Throughout the records below, find each line holding "JSON" and copy it.

━━━━━ Data records

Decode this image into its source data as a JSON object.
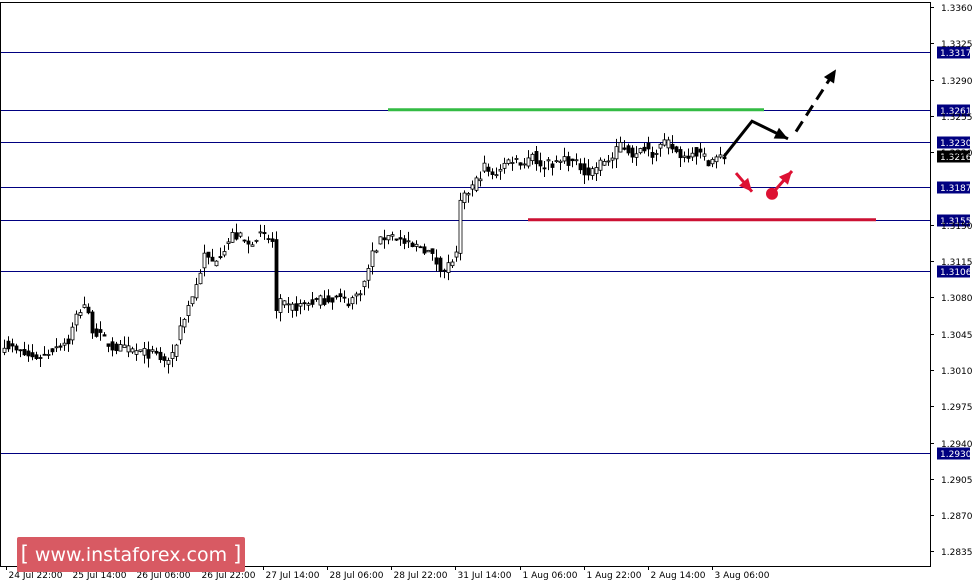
{
  "chart_data": {
    "type": "candlestick",
    "instrument_view": "price chart",
    "y_axis": {
      "range": [
        1.2821,
        1.3364
      ],
      "ticks": [
        "1.3360",
        "1.3325",
        "1.3290",
        "1.3255",
        "1.3220",
        "1.3150",
        "1.3115",
        "1.3080",
        "1.3045",
        "1.3010",
        "1.2975",
        "1.2940",
        "1.2905",
        "1.2870",
        "1.2835"
      ]
    },
    "x_axis": {
      "ticks": [
        "24 Jul 22:00",
        "25 Jul 14:00",
        "26 Jul 06:00",
        "26 Jul 22:00",
        "27 Jul 14:00",
        "28 Jul 06:00",
        "28 Jul 22:00",
        "31 Jul 14:00",
        "1 Aug 06:00",
        "1 Aug 22:00",
        "2 Aug 14:00",
        "3 Aug 06:00"
      ]
    },
    "horizontal_levels": [
      {
        "label": "1.3317",
        "value": 1.3317,
        "color": "#000080"
      },
      {
        "label": "1.3261",
        "value": 1.3261,
        "color": "#000080"
      },
      {
        "label": "1.3230",
        "value": 1.323,
        "color": "#000080"
      },
      {
        "label": "1.3187",
        "value": 1.3187,
        "color": "#000080"
      },
      {
        "label": "1.3155",
        "value": 1.3155,
        "color": "#000080"
      },
      {
        "label": "1.3106",
        "value": 1.3106,
        "color": "#000080"
      },
      {
        "label": "1.2930",
        "value": 1.293,
        "color": "#000080"
      }
    ],
    "current_price": {
      "label": "1.3216",
      "value": 1.3216,
      "color": "#000000"
    },
    "key_levels": [
      {
        "role": "target",
        "value": 1.3261,
        "color": "#33bb44"
      },
      {
        "role": "stop",
        "value": 1.3155,
        "color": "#cc1133"
      }
    ],
    "close_path": [
      [
        0,
        1.3036
      ],
      [
        3,
        1.3028
      ],
      [
        7,
        1.3022
      ],
      [
        10,
        1.3024
      ],
      [
        13,
        1.3034
      ],
      [
        16,
        1.3038
      ],
      [
        18,
        1.3062
      ],
      [
        20,
        1.3074
      ],
      [
        22,
        1.305
      ],
      [
        24,
        1.3042
      ],
      [
        27,
        1.3032
      ],
      [
        30,
        1.303
      ],
      [
        33,
        1.3028
      ],
      [
        36,
        1.3026
      ],
      [
        38,
        1.3024
      ],
      [
        40,
        1.3018
      ],
      [
        42,
        1.3022
      ],
      [
        44,
        1.3052
      ],
      [
        46,
        1.3072
      ],
      [
        48,
        1.3092
      ],
      [
        50,
        1.312
      ],
      [
        52,
        1.3114
      ],
      [
        55,
        1.3128
      ],
      [
        57,
        1.314
      ],
      [
        59,
        1.3138
      ],
      [
        61,
        1.313
      ],
      [
        63,
        1.314
      ],
      [
        65,
        1.3138
      ],
      [
        67,
        1.3134
      ],
      [
        68,
        1.3066
      ],
      [
        69,
        1.3074
      ],
      [
        71,
        1.307
      ],
      [
        74,
        1.3072
      ],
      [
        77,
        1.3076
      ],
      [
        80,
        1.3078
      ],
      [
        83,
        1.308
      ],
      [
        86,
        1.3076
      ],
      [
        88,
        1.3082
      ],
      [
        90,
        1.3094
      ],
      [
        92,
        1.3122
      ],
      [
        94,
        1.3134
      ],
      [
        96,
        1.3142
      ],
      [
        98,
        1.3138
      ],
      [
        100,
        1.3132
      ],
      [
        102,
        1.3128
      ],
      [
        104,
        1.313
      ],
      [
        106,
        1.3124
      ],
      [
        108,
        1.3114
      ],
      [
        110,
        1.3106
      ],
      [
        112,
        1.3116
      ],
      [
        113,
        1.312
      ],
      [
        114,
        1.317
      ],
      [
        116,
        1.3182
      ],
      [
        118,
        1.3192
      ],
      [
        120,
        1.3206
      ],
      [
        122,
        1.3196
      ],
      [
        124,
        1.3206
      ],
      [
        127,
        1.3214
      ],
      [
        130,
        1.321
      ],
      [
        132,
        1.322
      ],
      [
        134,
        1.3204
      ],
      [
        136,
        1.3212
      ],
      [
        138,
        1.3208
      ],
      [
        140,
        1.3214
      ],
      [
        142,
        1.321
      ],
      [
        144,
        1.3206
      ],
      [
        146,
        1.32
      ],
      [
        148,
        1.3206
      ],
      [
        150,
        1.3212
      ],
      [
        152,
        1.3214
      ],
      [
        154,
        1.3228
      ],
      [
        156,
        1.3222
      ],
      [
        158,
        1.3216
      ],
      [
        160,
        1.3226
      ],
      [
        162,
        1.322
      ],
      [
        164,
        1.3226
      ],
      [
        166,
        1.3228
      ],
      [
        168,
        1.322
      ],
      [
        170,
        1.3216
      ],
      [
        172,
        1.3222
      ],
      [
        174,
        1.3218
      ],
      [
        176,
        1.3212
      ],
      [
        178,
        1.3214
      ],
      [
        180,
        1.3216
      ]
    ],
    "forecast_arrows": [
      {
        "scenario": "bullish",
        "color": "#000000",
        "points": [
          [
            180,
            1.3216
          ],
          [
            187,
            1.325
          ],
          [
            196,
            1.3233
          ]
        ],
        "dashed": false
      },
      {
        "scenario": "bullish",
        "color": "#000000",
        "points": [
          [
            198,
            1.324
          ],
          [
            208,
            1.33
          ]
        ],
        "dashed": true
      },
      {
        "scenario": "bearish",
        "color": "#dd1133",
        "points": [
          [
            183,
            1.32
          ],
          [
            187,
            1.3182
          ]
        ],
        "dashed": false
      },
      {
        "scenario": "bearish",
        "color": "#dd1133",
        "points": [
          [
            192,
            1.318
          ],
          [
            197,
            1.3202
          ]
        ],
        "dashed": false
      }
    ],
    "grid": false
  },
  "watermark": {
    "left_bracket": "[",
    "text": "www.instaforex.com",
    "right_bracket": "]"
  }
}
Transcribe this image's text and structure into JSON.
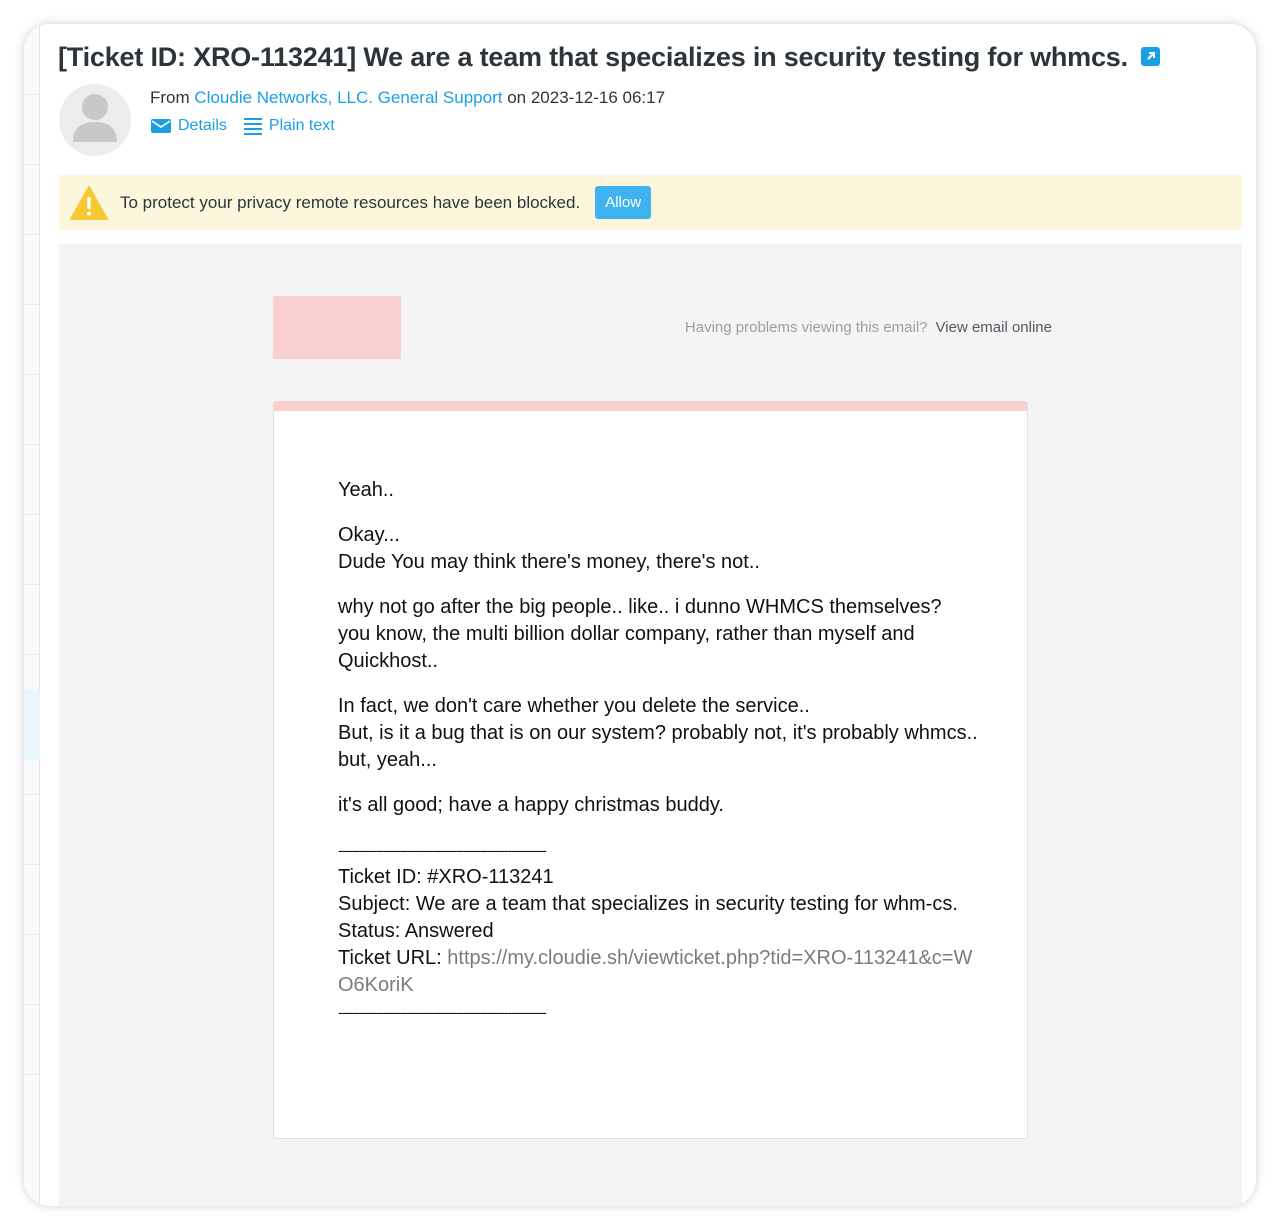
{
  "email": {
    "subject": "[Ticket ID: XRO-113241] We are a team that specializes in security testing for whmcs.",
    "from_prefix": "From",
    "sender": "Cloudie Networks, LLC. General Support",
    "date_prefix": "on",
    "date": "2023-12-16 06:17",
    "actions": {
      "details": "Details",
      "plain_text": "Plain text"
    }
  },
  "notice": {
    "message": "To protect your privacy remote resources have been blocked.",
    "allow": "Allow"
  },
  "preheader": {
    "question": "Having problems viewing this email?",
    "view_online": "View email online"
  },
  "body": {
    "p1": "Yeah..",
    "p2a": "Okay...",
    "p2b": "Dude You may think there's money, there's not..",
    "p3": "why not go after the big people.. like.. i dunno WHMCS themselves? you know, the multi billion dollar company, rather than myself and Quickhost..",
    "p4a": "In fact, we don't care whether you delete the service..",
    "p4b": "But, is it a bug that is on our system? probably not, it's probably whmcs..",
    "p4c": "but, yeah...",
    "p5": "it's all good; have a happy christmas buddy.",
    "divider": "------------------------------------------------------------",
    "ticket_id": "Ticket ID: #XRO-113241",
    "subject_line": "Subject: We are a team that specializes in security testing for whm-cs.",
    "status": "Status: Answered",
    "url_label": "Ticket URL:",
    "url": "https://my.cloudie.sh/viewticket.php?tid=XRO-113241&c=WO6KoriK"
  },
  "colors": {
    "link": "#1a9fe3",
    "notice_bg": "#fcf7dc",
    "allow_bg": "#3fb3f2",
    "brand_accent": "#f9cfcf"
  },
  "icons": [
    "external-link-icon",
    "avatar-icon",
    "envelope-icon",
    "list-icon",
    "warning-icon"
  ]
}
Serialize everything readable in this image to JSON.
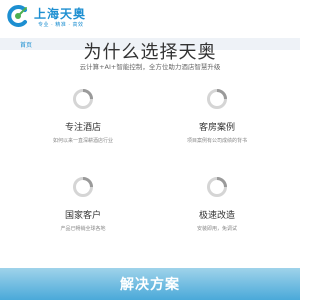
{
  "brand": {
    "name": "上海天奥",
    "slogan": "专业 · 精准 · 高效",
    "accent_color": "#1d8fd1"
  },
  "nav": {
    "home_label": "首页"
  },
  "section": {
    "title": "为什么选择天奥",
    "subtitle": "云计算+AI+智能控制，全方位助力酒店智慧升级"
  },
  "features": [
    {
      "icon": "ring-icon",
      "title": "专注酒店",
      "desc": "如何以来一直深耕酒店行业"
    },
    {
      "icon": "ring-icon",
      "title": "客房案例",
      "desc": "项目案例有公司成绩的背书"
    },
    {
      "icon": "ring-icon",
      "title": "国家客户",
      "desc": "产品已畅销全球各地"
    },
    {
      "icon": "ring-icon",
      "title": "极速改造",
      "desc": "安装即用，免调试"
    }
  ],
  "banner": {
    "title": "解决方案"
  }
}
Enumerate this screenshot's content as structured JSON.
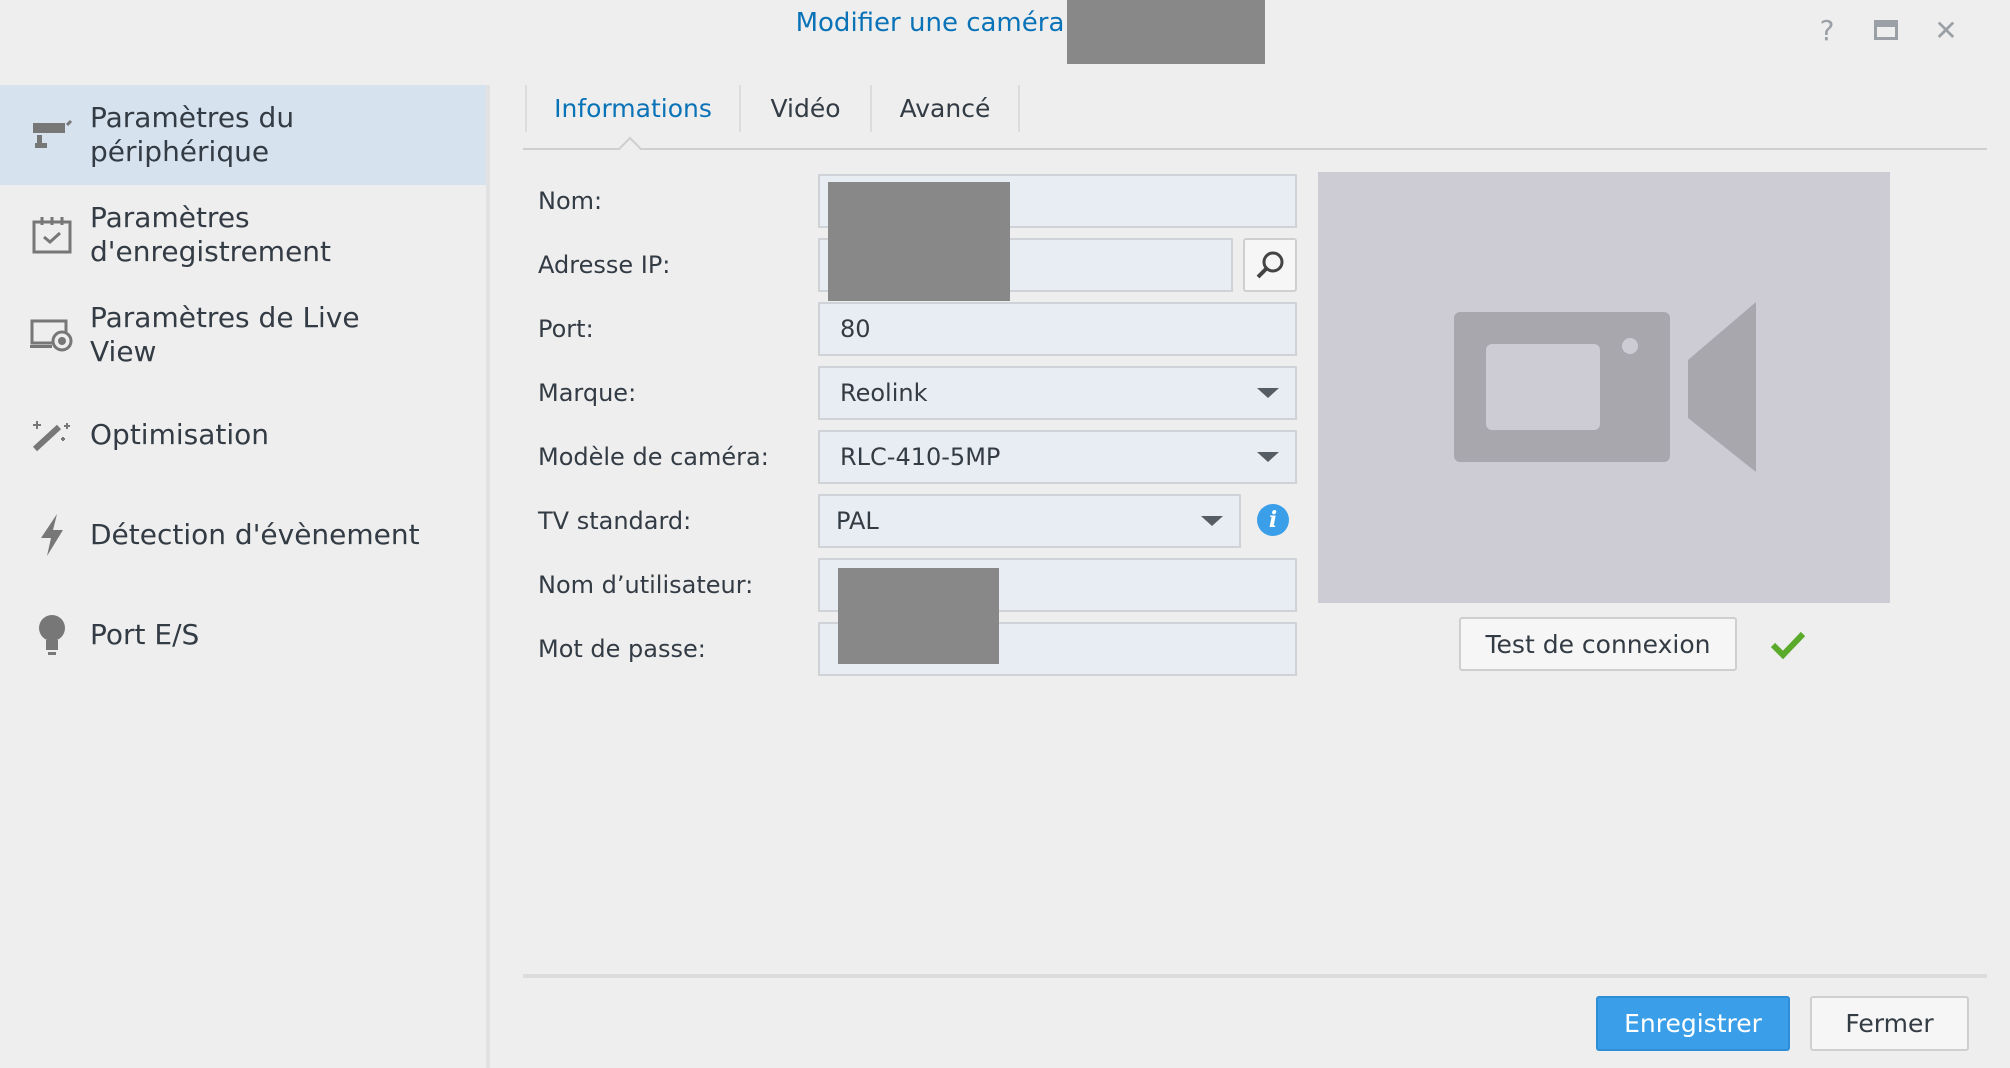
{
  "window": {
    "title": "Modifier une caméra",
    "help": "?",
    "close": "✕"
  },
  "sidebar": {
    "items": [
      {
        "label": "Paramètres du\npériphérique"
      },
      {
        "label": "Paramètres\nd'enregistrement"
      },
      {
        "label": "Paramètres de Live\nView"
      },
      {
        "label": "Optimisation"
      },
      {
        "label": "Détection d'évènement"
      },
      {
        "label": "Port E/S"
      }
    ]
  },
  "tabs": [
    {
      "label": "Informations"
    },
    {
      "label": "Vidéo"
    },
    {
      "label": "Avancé"
    }
  ],
  "form": {
    "name_label": "Nom:",
    "ip_label": "Adresse IP:",
    "port_label": "Port:",
    "port_value": "80",
    "brand_label": "Marque:",
    "brand_value": "Reolink",
    "model_label": "Modèle de caméra:",
    "model_value": "RLC-410-5MP",
    "tv_label": "TV standard:",
    "tv_value": "PAL",
    "user_label": "Nom d’utilisateur:",
    "password_label": "Mot de passe:"
  },
  "preview": {
    "test_button": "Test de connexion"
  },
  "footer": {
    "save": "Enregistrer",
    "close": "Fermer"
  },
  "colors": {
    "accent": "#0a73b8",
    "primary_button": "#3a9fe8",
    "success": "#5aab2c"
  }
}
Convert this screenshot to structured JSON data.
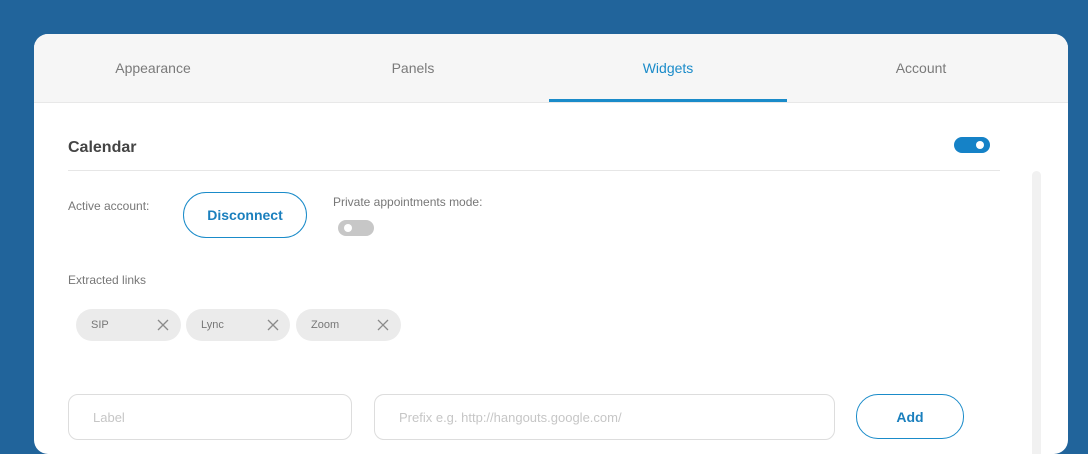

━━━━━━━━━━

- [Answer to the exercise]
Decode this image into its source data as a JSON object.
Transcribe this image's text and structure into JSON.
Serialize everything readable in this image to JSON.
Enumerate this screenshot's content as structured JSON.
Convert this screenshot to structured JSON data.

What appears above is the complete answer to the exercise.